Biogeochemistry & neuroscience
Scientia Professor David Waite leads a team of 14 highly experienced researchers called the BioGEMS (Biogeochemical Engineering, Management and Systems) research group, which sits within the Water Research Centre at UNSW. While the team is primarily concerned with solving environmental problems through the examination of biogeochemical processes within natural and engineered water systems, they are also drawing on their geochemical skills to investigate issues in some seemingly unusual places.
In this fascinating Q&A, Professor Waite explains how the team is helping in the fight against neurological disorders such as Parkinson’s and Alzheimer’s.
Undertaking research to mitigate neurological disorders seems to be a departure from your usual focus area of water, how did this project come about?
It might seem strange but the concepts of nutrient supply and oxidant generation, which are central to our work in natural systems and water, are also key to the fundamental science behind neurological disease.
In fact, a lot of the work we do in natural systems is underpinned by research that has been done in a medical context. Much of the chemistry is based on what’s called Fenton chemistry, which refers to the fact that some metals have the catalytic ability to generate highly reactive hydroxyl radicals, one of the most powerful oxidants known.
By applying this medical research to progress our work on coastal borders, rivers and lakes, we actually progressed beyond where the medical researchers had got to. We realised that we could then apply our knowledge back to the medical context to help explain the “biogeochemical” processes involved in neurological disorders such as Parkinson’s and Alzheimer’s.
For example, one of the key causes of Parkinson’s disease is the formation of what’s called neuromelanin (NM) in the brain. We can take our fundamental knowledge of biomolecules to model why this happens and then use this to develop appropriate treatments.
How far off is this research from coming to fruition?
It’s not that distant from clinical trials. We now know that metals like iron and copper are key to driving the formation of some of those problematic biomolecules in the brain. We also know how to stop their formation: you add particular organic chemicals to lock up the iron and copper to stop that oxidation.
This is called chelation therapy and is already one of the key therapies for Parkinson’s, but we still don’t know, at a fundamental level, how it works.
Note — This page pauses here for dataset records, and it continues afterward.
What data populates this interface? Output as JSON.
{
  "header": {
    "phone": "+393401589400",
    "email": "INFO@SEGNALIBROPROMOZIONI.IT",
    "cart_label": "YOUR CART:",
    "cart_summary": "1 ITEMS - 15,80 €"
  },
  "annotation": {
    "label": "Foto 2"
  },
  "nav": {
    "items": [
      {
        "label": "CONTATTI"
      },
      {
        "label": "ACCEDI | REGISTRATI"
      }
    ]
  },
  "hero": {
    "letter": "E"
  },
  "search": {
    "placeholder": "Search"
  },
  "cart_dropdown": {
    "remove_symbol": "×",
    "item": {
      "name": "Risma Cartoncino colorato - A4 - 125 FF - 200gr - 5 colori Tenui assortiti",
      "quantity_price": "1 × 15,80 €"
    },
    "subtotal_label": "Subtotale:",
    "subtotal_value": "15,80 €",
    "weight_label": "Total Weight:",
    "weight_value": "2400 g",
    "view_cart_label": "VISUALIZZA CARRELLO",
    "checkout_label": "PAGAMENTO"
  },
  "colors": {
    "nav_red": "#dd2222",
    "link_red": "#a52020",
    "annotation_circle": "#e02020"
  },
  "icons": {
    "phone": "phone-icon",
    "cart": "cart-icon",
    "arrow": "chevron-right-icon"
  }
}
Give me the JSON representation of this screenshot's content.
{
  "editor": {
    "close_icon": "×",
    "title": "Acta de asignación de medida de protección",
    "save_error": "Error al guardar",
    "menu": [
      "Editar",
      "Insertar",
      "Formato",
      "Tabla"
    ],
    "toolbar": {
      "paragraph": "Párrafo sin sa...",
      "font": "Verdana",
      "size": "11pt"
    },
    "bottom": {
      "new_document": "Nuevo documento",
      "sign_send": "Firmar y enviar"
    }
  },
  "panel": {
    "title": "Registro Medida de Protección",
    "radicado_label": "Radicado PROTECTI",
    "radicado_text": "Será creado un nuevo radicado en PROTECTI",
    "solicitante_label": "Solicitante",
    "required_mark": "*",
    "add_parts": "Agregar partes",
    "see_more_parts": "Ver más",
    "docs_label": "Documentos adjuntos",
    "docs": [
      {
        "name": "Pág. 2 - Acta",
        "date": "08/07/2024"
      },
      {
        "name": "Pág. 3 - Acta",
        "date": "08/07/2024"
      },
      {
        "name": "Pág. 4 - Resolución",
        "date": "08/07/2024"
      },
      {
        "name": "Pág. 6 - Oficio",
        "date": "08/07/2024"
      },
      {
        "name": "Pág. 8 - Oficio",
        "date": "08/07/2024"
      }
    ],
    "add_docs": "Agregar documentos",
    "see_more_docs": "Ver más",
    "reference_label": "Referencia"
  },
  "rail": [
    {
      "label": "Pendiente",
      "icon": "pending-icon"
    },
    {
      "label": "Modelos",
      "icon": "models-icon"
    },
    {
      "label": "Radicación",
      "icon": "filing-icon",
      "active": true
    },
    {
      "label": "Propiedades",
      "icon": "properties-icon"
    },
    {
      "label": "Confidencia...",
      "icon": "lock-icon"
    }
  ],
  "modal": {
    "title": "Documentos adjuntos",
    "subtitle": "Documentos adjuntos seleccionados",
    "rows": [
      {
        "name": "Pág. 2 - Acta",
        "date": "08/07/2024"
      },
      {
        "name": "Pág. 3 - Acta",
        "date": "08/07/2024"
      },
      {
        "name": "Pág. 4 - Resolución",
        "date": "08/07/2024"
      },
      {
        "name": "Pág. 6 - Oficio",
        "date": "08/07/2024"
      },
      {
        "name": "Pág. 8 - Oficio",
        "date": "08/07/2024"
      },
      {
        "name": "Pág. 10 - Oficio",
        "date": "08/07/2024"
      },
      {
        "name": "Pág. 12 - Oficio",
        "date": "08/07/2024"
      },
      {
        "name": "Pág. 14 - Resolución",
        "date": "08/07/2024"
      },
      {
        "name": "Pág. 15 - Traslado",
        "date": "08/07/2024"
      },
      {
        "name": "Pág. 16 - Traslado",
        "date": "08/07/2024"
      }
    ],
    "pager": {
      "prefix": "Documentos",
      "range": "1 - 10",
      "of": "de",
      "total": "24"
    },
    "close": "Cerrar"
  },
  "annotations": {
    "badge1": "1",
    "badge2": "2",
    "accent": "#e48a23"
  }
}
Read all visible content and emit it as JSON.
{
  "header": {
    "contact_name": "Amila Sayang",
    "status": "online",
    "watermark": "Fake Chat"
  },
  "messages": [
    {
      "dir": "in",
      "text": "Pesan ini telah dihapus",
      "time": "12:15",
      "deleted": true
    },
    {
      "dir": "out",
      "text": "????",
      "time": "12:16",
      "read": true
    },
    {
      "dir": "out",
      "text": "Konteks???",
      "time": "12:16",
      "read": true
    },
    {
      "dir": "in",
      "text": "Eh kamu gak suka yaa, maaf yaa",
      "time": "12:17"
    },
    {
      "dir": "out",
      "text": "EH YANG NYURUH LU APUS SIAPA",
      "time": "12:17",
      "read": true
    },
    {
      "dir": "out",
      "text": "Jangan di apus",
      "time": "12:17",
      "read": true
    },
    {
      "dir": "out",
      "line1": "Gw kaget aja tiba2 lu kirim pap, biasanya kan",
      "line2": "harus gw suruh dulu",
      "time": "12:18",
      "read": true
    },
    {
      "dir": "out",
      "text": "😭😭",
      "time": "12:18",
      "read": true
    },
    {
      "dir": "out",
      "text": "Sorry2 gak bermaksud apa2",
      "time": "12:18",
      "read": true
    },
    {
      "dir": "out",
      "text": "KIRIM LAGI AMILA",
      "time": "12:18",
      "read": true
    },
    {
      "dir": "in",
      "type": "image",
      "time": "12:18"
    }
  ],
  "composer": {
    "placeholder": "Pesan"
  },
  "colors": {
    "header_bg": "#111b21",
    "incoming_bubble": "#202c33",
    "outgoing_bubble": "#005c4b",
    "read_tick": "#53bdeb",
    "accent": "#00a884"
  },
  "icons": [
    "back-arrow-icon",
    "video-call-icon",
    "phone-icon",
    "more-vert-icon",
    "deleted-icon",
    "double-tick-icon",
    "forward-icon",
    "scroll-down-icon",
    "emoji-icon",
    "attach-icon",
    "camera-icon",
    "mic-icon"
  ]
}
It’s a useful therapy but it is hit and miss -if you add a compound that’s too strong, it has the unwanted side effect of locking up all the iron in the body - a real problem because we really need iron.
Are you working with any collaborators in this space?
We have teamed up with our PLuS Alliance colleagues at King’s College in London, particularly Professor Bob Hider, a specialist in chelation therapy, to look at these compounds. We’re also beginning work with colleagues in The Florey – Institute of Neuroscience and Mental Health in Melbourne, to look at these processes in relation to Alzheimer’s disease and ageing. We are using the Australian Synchrotron [a machine about the size of a football field that accelerates electrons to almost the speed of light] to study the transformation of iron locked up with biomolecules, and to look at how it changes through the ageing process.
How are those projects funded?
We started by doing this work off the back of other projects, but now have some funding through the PLuS Alliance. Also, now that we’ve published in this space, in high quality journals in the neuroscience field, we can start to apply for funding from medical research entities for Parkinson’s, Alzheimer’s and so on.
What interests you most about this research?
I’m actually shocked by the lack of understanding of those processes and it scares me that we know so little about the key drivers to those critical disorders. I think that the knowledge and skill set the BioGEMS team has can help solve some of these problems and uncover (or maybe even fit together) some of the pieces of the jigsaw.